▸ THE TASK
Show each line in the listing below that contains the word "this".

(INPUT DATA begins)

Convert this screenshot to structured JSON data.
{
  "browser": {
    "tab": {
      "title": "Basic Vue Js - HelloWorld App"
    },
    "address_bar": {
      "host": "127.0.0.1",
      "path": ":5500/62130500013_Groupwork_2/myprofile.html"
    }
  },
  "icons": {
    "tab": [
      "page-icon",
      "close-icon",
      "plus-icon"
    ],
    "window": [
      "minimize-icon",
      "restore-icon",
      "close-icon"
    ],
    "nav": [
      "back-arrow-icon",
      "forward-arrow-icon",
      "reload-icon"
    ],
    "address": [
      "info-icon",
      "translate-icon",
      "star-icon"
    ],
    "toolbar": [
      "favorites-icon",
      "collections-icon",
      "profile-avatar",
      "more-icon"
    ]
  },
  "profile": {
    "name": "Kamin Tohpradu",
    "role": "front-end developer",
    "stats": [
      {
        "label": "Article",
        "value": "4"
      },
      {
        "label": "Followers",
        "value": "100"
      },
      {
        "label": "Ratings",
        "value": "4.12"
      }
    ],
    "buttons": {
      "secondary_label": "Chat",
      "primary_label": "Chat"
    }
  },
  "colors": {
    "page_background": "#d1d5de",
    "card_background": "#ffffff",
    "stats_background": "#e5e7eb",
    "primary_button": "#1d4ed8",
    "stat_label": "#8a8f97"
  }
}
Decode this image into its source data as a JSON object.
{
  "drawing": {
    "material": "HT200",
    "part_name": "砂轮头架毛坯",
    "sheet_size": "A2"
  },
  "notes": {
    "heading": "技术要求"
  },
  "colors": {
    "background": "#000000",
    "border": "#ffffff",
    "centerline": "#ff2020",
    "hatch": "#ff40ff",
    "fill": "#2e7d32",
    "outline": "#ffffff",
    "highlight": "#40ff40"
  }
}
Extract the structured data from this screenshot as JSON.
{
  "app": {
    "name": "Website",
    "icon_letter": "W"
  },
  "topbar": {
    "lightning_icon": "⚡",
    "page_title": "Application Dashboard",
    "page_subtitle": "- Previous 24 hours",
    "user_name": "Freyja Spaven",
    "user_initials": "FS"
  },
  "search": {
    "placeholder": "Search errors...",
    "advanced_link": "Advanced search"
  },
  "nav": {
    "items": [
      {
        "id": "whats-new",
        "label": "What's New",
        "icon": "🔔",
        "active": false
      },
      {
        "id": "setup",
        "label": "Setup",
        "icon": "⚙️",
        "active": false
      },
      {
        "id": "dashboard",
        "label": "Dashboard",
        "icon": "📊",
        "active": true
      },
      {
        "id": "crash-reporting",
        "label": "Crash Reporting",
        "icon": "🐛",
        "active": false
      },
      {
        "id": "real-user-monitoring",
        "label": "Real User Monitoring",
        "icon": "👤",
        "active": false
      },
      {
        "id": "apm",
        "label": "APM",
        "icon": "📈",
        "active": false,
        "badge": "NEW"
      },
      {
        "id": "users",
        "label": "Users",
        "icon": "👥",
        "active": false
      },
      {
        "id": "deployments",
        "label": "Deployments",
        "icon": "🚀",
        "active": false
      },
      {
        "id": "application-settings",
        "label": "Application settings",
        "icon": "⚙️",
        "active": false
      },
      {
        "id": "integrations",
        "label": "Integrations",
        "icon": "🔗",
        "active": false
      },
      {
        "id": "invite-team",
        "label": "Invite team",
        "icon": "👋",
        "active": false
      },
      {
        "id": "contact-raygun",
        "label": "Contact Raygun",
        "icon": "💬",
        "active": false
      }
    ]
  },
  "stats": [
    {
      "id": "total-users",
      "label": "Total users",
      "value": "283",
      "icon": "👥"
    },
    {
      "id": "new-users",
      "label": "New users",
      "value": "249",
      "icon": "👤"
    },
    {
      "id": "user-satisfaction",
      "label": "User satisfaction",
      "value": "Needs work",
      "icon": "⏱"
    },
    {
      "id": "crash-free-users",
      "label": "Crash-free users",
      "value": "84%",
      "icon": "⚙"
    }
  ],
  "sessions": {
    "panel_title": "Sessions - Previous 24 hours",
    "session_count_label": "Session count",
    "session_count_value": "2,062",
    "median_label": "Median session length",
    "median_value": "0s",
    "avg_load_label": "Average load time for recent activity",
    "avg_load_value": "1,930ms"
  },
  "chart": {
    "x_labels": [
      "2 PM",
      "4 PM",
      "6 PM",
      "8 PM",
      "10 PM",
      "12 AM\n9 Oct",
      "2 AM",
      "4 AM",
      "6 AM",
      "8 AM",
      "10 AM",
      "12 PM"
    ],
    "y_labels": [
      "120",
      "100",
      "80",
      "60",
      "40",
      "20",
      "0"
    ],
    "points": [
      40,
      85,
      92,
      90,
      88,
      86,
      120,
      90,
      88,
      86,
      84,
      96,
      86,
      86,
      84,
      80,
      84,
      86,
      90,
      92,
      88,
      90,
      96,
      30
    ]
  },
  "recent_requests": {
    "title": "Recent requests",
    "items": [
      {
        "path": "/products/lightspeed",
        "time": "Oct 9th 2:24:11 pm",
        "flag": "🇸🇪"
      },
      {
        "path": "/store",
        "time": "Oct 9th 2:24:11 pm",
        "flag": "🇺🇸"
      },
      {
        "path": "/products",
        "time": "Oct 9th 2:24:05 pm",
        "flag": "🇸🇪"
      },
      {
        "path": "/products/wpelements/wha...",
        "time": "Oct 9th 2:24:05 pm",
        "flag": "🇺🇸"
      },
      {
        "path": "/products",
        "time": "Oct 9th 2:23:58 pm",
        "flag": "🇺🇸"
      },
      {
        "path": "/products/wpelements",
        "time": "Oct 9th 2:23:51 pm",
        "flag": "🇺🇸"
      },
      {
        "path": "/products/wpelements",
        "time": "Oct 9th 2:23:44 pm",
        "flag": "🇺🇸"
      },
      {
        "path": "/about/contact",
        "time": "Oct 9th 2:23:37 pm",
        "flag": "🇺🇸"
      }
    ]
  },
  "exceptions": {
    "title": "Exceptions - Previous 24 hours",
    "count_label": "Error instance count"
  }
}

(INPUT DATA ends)

▸ RESULT
Convert this screenshot to structured JSON data.
Decode this image into its source data as a JSON object.
Extract the structured data from this screenshot as JSON.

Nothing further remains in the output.